A reported 90 million migrants and refugees in Europe live on average longer than the rest of the European population and face lower risks of developing ill health and going to the hospital, according to a recent report released by the World Health Organization (WHO).
However, this advantage tends to decrease over the years spent in host countries, according to the report on the health of refugees and migrants in the European region, based on 13,000 documents from 53 countries in the area.
The report, said Italian Health Minister Giulia Grillo, highlights that ''there is no increase in the transmission of infectious diseases by the migrant population."
Data from WHO report
The report, which is the first of its kind, said that migrants represent about 10 percent of the general population and have a lower mortality rate for diseases including cancer. However, migrants and refugees tend to develop over the years the diseases that are most common in the areas where they are living. Chronic diseases like obesity and diabetes have a lower rate among those who have recently travelled to the European region but tend to increase over the years and to converge with the rest of the population in the host country.
Migrants nevertheless have more accidents at work and problems during pregnancy and in early childhood. They are much more exposed to depression and post-traumatic stress disorder, a problem that concerns up to 36 percent of refugees and 2 percent of migrants, according to the report.
Moreover, a higher percentage of infectious diseases has been recorded among foreigners, including tuberculosis and HIV, which are often contracted during their journey or in the countries of destination. The risk of transmission to the rest of the population is ''very low," the report said. However, in the case of tuberculosis, the report said, 80 percent of transmission cases concern 18 countries in Eastern Europe; only 30 percent of new cases are reported among migrants and refugees in European countries.
Document aimed at downplaying prejudice on migrants' health
Piroska Oestlin, the vice director of WHO Europe, said that ''we often have preconceptions on the health of migrants but we now have concrete solid foundations'' to reduce prejudice. Grillo stressed that, as highlighted by the report, ''there is no public health without the health of refugees and migrants." The new challenge for the national health service is to shift attention ''from the problem of infectious diseases upon arrival in Italy to chronic conditions'', said Grillo.

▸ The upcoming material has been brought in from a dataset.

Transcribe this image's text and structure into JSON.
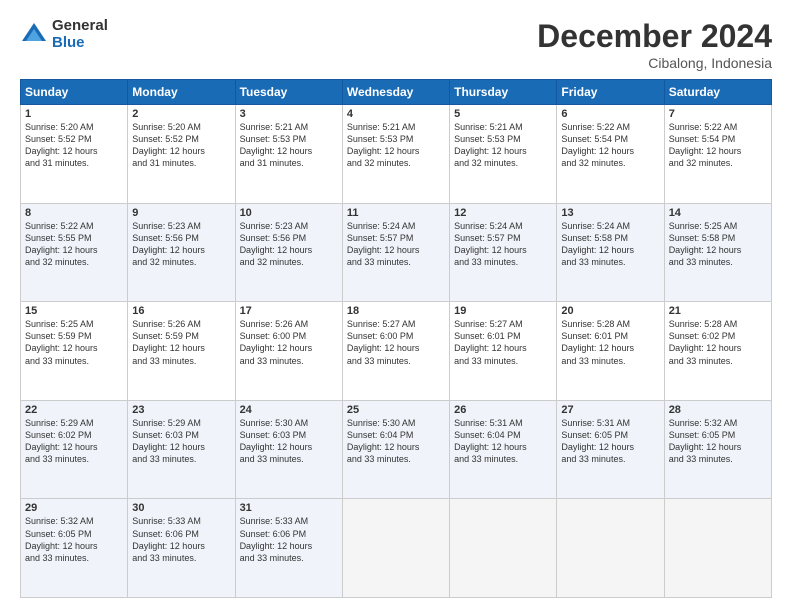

The report was drafted with the scientific support of the National Institute for the promotion of health of the migrant population and the fight against the diseases of poverty (Inmp), which has just started collaborating with the WHO on the scientific evidence and capacity building regarding migrants' health. ''Only thanks to evidence and research it is possible to have data giving the possibility of addressing precise political choices'' and avoid ''fake alarms'' said the general director of Inmp, Concetta Mirisola.